    I used my regular shampoo and only washed scalp every few days—there's no hair, so you don't want to dry out your scalp. I didn't sleep at all the night before - the steroids didn't help - but I was worried about the treatment, side effects and any other little thing that popped into my head. On the way home, my husband and I both remarked at how well it went. I felt good - not sick at all. Over the next few days the side effects started to appear. Again - not as bad as I expected but I took all medications as prescribed and I know it made a difference.

    With each treatment, the side effects to increase. Having said that, after the first treatment, you know what to expect and the next ones won't be as nerve-wracking. My husband was with me for each treatment. He helped me to the bathroom (dragging the infusion machine!), got me lunch, water and just held my hand. The nursing staff were amazing! They are there to help you so don't hesitate to ask questions and/or tell them how you are feeling.

    We'll be thinking of you on Friday. Hugs!
  • nadiaC
    @mazzg I don’t know if things differ between hospitals but I’ve never seen anyone wearing a gown. Regular comfortable clothes in layers with socks and slip on shoes are a good option. Good luck! 
  • @mazzg..I wore a gown once because my IV leaked all over my shirt and its toxic to others so I had to wear a gown..otherwise i never saw anyone else.  Maybe wear a button shirt so the nurses have access to your line..or maybe they will have you change into a gown...its different everywhere.  As @nadiaC and @Fearless - Vol Mod said...maybe dress comfortably and in layers..then you can adjust as needed.  

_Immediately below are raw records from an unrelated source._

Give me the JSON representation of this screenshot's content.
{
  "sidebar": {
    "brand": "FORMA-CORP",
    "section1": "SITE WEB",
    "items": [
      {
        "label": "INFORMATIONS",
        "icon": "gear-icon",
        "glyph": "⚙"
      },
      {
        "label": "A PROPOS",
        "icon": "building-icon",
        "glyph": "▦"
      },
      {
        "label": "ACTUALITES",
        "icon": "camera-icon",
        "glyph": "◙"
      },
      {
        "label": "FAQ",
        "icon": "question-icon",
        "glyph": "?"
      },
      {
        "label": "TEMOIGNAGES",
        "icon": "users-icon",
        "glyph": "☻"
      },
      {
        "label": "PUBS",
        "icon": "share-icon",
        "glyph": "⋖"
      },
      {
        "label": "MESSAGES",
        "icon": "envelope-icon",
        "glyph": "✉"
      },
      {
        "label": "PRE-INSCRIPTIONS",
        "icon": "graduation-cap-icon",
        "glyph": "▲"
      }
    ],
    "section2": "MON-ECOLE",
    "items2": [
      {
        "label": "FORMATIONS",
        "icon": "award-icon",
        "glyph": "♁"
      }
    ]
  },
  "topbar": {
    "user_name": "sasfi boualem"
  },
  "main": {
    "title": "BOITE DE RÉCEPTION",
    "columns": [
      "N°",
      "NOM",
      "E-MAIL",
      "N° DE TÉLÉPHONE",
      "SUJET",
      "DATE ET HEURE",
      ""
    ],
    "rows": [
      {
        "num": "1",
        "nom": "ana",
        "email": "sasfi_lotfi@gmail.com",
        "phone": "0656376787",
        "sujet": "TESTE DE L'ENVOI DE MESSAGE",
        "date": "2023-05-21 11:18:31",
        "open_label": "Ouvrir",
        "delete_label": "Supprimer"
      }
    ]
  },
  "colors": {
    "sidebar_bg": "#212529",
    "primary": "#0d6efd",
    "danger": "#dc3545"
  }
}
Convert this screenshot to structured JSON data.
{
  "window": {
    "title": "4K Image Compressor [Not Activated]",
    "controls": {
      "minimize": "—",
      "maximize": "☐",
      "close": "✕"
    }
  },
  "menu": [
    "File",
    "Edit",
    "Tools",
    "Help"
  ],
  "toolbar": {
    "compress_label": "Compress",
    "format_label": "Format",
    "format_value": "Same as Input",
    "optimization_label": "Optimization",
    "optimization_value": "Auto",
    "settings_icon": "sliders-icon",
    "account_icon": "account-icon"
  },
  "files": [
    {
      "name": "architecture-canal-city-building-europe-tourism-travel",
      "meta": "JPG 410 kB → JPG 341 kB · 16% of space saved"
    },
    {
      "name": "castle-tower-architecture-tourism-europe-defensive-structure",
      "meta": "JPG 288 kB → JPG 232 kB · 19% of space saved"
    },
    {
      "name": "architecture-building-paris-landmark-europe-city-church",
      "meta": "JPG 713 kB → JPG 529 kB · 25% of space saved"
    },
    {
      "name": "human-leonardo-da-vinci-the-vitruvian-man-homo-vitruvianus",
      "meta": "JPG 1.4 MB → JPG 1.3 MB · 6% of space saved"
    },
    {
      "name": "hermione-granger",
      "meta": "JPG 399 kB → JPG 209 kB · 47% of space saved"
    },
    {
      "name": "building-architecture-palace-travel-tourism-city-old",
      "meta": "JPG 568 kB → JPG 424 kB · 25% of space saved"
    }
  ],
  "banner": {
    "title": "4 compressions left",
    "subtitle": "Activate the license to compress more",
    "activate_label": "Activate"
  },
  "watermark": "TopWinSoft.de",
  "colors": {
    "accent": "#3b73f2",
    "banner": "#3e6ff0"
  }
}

  • @Fearless - Vol Mod..I probably wont make the chat tomorrow during the time as I'll be working..but maybe I'll join s chat late're doing a great job as our facilitator..
  • are you doing with your 5th treatment..just one more😊
  • nadiaC
    Hi @Bluebird I’m in week 3 now and doing pretty well after chemo 5. My energy is good and I’ve been walking as much as I can every day. I have chemo 6 next week on Wednesday and a scan shortly after that. 🧡
  • @nadiaC..I'm so happy for powered through after a difficult start..and you provide such kindness and positivity to are such a seasoned veteran now😊❤
  • nadiaC
    Thank you @Bluebird 😊 I’ve had so much support from my teal sisters on this site 🧡 I’m so grateful and happy to give back. 
  • @nadiaC I am so glad that you're finally at the end of chemo.!  It must have been a long and difficult road that I will be starting on, so I'm reading all of your comments!   I, too, am so happy to have found my Teal sisters!  You all are helping me so much!  Even with the 'stupid' questions that I have!  Thank you! 
  • Fearless
    @mazzg and everyone....a reminder that no question or comment or emotion is ever "stupid".  We all entered into this journey, in most cases, completely oblivious to this disease and what to expect.  In my experience, I wish I had found OCC and this site much earlier in the process.  So many questions of my medical team that I could have asked early on and not have been hit with so many surprises...I hate surprises! So many feelings I thought were me overreacting, only to find I was not alone at all.  So ask away...vent away....share your experiences, thoughts...and your celebrations...and use the OCC website for the wonderful source of information that it is.